As followers of Christ, we must agree with the apostles when they proclaimed, “We must obey God rather than men!” (Acts 5:29).
Second, suffering has a purpose. Consider the words of Scripture where we are told, “For it is commendable if a man bears up under the pain of unjust suffering because he is conscious of God” (I Peter 2:19).
We can certainly understand the human desire to end suffering; to long for a quality of life that is lost. We can sympathize with those who would want to hasten the end of a difficult battle because we Christians know that what lies beyond this fleeting life is a treasure far greater than we can imagine. Even the apostle Paul understood these desires. He wrote to the Philippians from Rome during a time of intense persecutions of the Christians, “I am torn between the two: I desire to depart and be with Christ, which is better by far; but it is more necessary for you that I remain in the body” (Philippians 1:23). Paul knew that God had better plans in store for him, and he was convinced that what was happening to him would turn out for his deliverance.
Paul considered suffering something with a far greater outcome than a burden to wipe out. He writes that, “We also rejoice in our sufferings, because we know that suffering produces perseverance; perseverance, character; and character, hope. And hope does not disappoint us” (Romans 5:3-5).
Life, however, is full of temptations that make us question God’s purpose for our lives. In the context of great pain and suffering, we wonder how a loving God could be using this for our good. We are tempted to assume control. We must keep in mind that no temptation will be able to shake our faith if we hold fast to God and His promises. “He will not let you be tempted beyond what you can bear. But when you are tempted, He will also provide a way out so that you can stand up under it” (I Corinthians 10:13). Holding strong to this Scriptural promise, we know that no pain will be so unbearable that He would not deliver us when we can no longer hold up.
Euthanasia allows us to abandon those who suffer. It is our human and Christian responsibility to have compassion on our fellow man. We are to strive to help them ease their suffering, but not to assist them in sinning by committing self-murder. God often uses such circumstances in life to unveil His plan of salvation.
Derek Humphry wrote in his essay, Whose Life Is It Anyway: “While it is true that we have no control over our births, at least we ought to have control over our deaths. How can we claim to be free people if someone else’s morals and standards govern the way we die?”

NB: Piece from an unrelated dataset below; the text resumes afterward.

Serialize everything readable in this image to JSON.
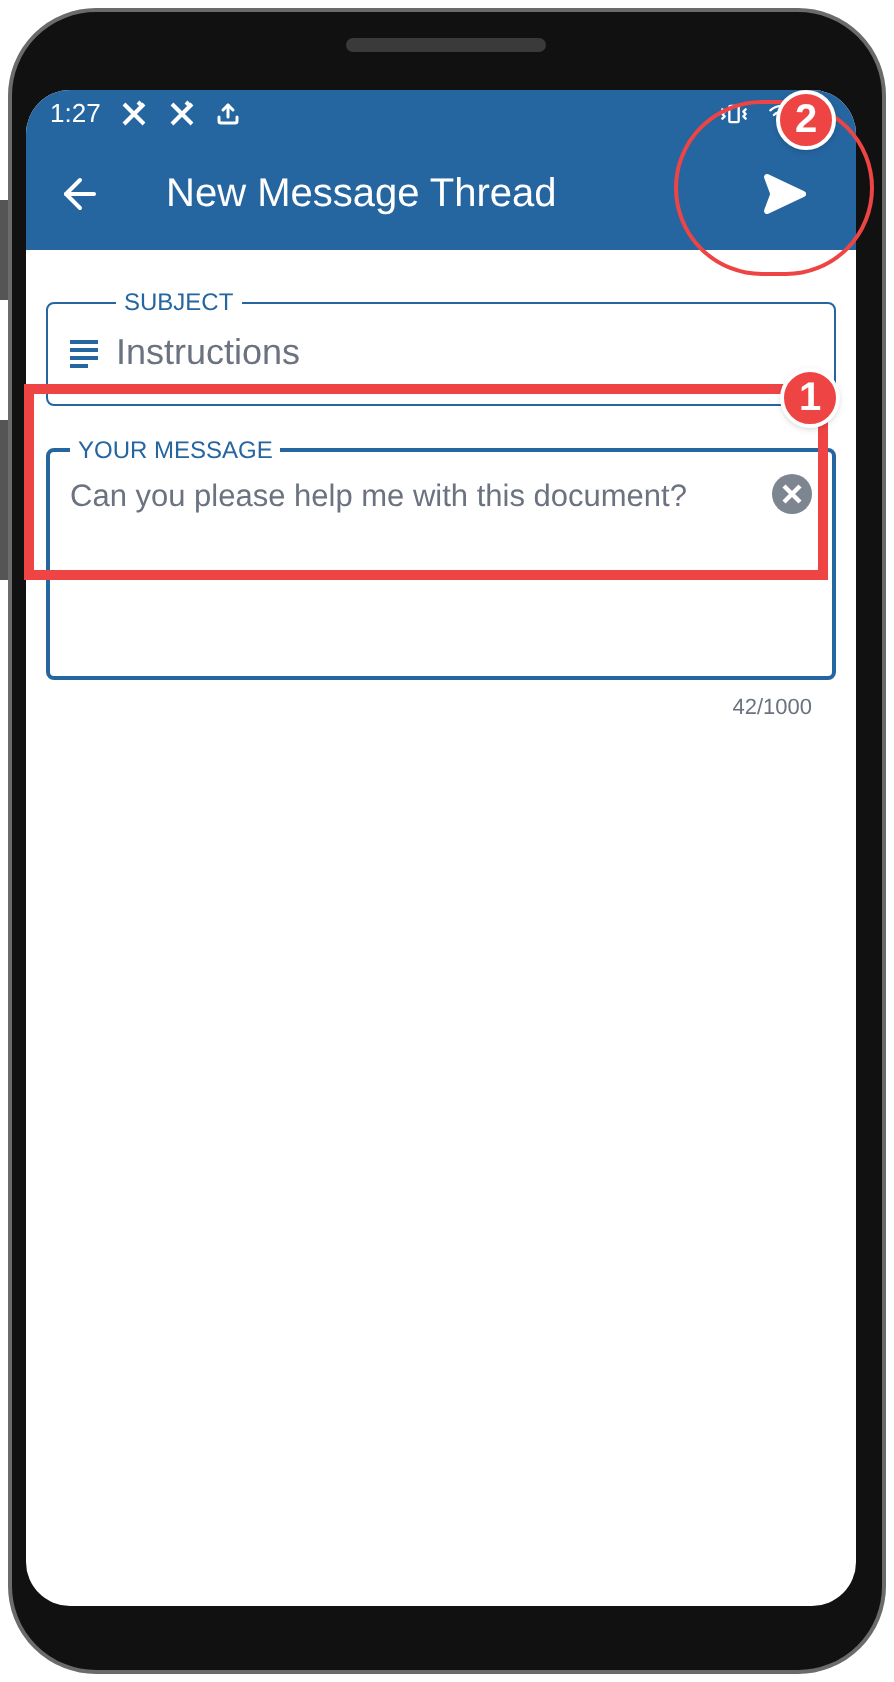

Humphry may be partially right – we have no control over our births. The intricate set of circumstances that brings about the development of a human life can be nothing short of a miracle. But the same is true of our deaths. We cannot control that moment when God chooses to separate the soul from the body. The miracle that began in the womb unfolds to the glory of life after death.
So – Whose life is it anyway? Certainly not ours. We must never forget that our lives are not our own, but God’s, and He will be our Deliverer. As others around us may fall into a trap of trying to control death, we Christians wait, with bated breath, for that glorious time when He will come.
“Be faithful, even to the point of death, and I will give you the crown of life” (Revelation 2:10).